Better than all of them is the new album’s final track, “We Are Alive,” a string-band hymn ingeniously presented as being sung from the graveyard by the ghosts of those who died seeking a better life—whether in an 1877 railroad strike, a 1963 Civil Rights protest or a 1999 Arizona border crossing. As in Springsteen’s best songs, the angst (“a slip of blood on a silver knife”) is balanced with humor (“worms crawling all around me”) and melody. Like all the songs on the new album, this one should sound better on stage than it does in the studio version.

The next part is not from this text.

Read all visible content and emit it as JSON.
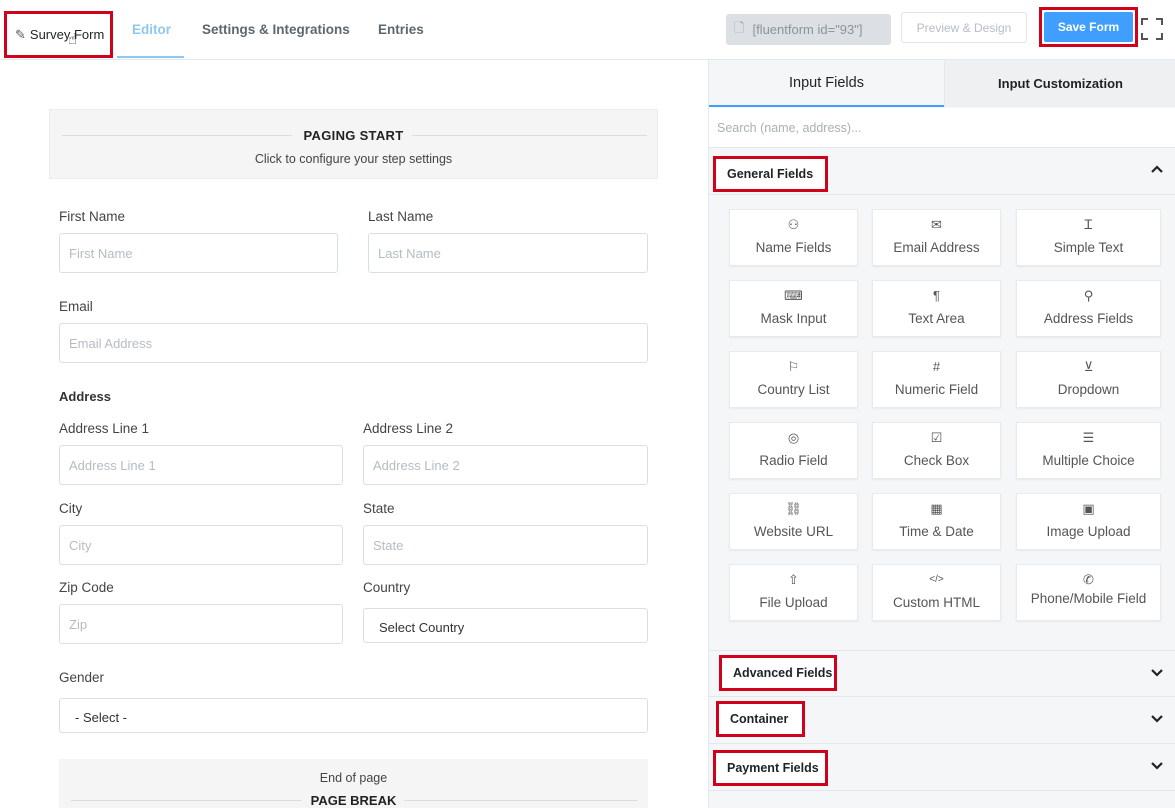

That’s because Springsteen has been enabled by his co-producer Ron Aniello (Candlebox, Lifehouse) to return to his bad production habits of the ’70s, when every new song was encased within everything-including-the-kitchen-sink studio production, reinforced by constant second-guessing, in an effort to make each an enduring rock ’n’ roll monument. It was only when these songs were liberated by the spontaneity of his live show that their true greatness could be heard. With the help of his new manager/producer Jon Landau, Springsteen finally learned, between 1978 and 1987, how to make studio recordings as loose and vital as his live shows. Perhaps he overcompensated on such under-produced albums as The Ghost of Tom Joad, but the bombast has returned with a vengeance on his recent quartet of anthem albums: The Rising, Magic, Working on a Dream and Wrecking Ball.

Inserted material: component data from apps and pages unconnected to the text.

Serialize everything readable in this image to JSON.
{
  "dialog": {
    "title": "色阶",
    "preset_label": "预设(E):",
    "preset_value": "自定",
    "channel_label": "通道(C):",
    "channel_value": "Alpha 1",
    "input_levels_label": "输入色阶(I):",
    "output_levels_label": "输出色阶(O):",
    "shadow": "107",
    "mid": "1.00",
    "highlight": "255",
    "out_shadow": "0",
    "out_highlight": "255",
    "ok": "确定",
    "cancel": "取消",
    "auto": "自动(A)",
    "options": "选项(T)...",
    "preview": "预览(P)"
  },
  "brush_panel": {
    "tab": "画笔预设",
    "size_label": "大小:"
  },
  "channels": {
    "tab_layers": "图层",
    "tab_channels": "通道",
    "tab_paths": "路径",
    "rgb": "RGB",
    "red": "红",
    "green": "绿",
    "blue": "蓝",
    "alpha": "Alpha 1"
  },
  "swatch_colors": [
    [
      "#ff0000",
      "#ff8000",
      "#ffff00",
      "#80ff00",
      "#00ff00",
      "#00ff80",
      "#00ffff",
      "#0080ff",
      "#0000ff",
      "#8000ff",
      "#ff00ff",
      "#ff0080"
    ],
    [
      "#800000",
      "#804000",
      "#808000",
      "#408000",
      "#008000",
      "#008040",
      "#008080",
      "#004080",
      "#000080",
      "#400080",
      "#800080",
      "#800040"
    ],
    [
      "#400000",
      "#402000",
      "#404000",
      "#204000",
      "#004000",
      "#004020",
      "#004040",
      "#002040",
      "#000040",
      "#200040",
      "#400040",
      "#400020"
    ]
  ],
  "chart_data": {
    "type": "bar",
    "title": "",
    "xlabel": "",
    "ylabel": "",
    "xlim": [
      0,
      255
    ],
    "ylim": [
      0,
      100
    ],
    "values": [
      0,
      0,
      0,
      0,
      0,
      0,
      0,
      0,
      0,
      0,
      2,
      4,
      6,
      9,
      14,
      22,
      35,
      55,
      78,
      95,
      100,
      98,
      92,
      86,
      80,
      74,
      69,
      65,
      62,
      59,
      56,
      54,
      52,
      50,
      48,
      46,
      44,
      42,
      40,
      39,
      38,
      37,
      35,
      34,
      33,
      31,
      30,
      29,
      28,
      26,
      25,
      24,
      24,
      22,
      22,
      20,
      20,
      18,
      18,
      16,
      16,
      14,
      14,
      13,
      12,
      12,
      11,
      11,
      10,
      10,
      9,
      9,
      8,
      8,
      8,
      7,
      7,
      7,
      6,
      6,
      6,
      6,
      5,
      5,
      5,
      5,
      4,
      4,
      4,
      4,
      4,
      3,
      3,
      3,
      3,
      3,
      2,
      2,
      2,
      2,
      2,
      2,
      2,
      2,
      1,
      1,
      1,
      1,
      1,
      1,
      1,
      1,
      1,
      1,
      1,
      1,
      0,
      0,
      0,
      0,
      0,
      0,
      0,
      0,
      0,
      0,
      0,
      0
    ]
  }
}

The anomaly in his post-1987 albums is Devils & Dust which marked a return to his storytelling approach. Though not as consistent as The River or Nebraska, the 2005 disc did include five tracks that captured specific individuals in specific situations as expertly as anything he’d ever done. The songs about a Nevada prostitute, a housing-project teenager, a battered boxer, a drowned immigrant and a dusty highway worker drew the listener in so deeply that one could discover one’s own lessons without having them hammered home. The album proved that Springsteen hadn’t lost his storytelling touch but had merely put it aside for a while. One can only hope that he picks it up again soon.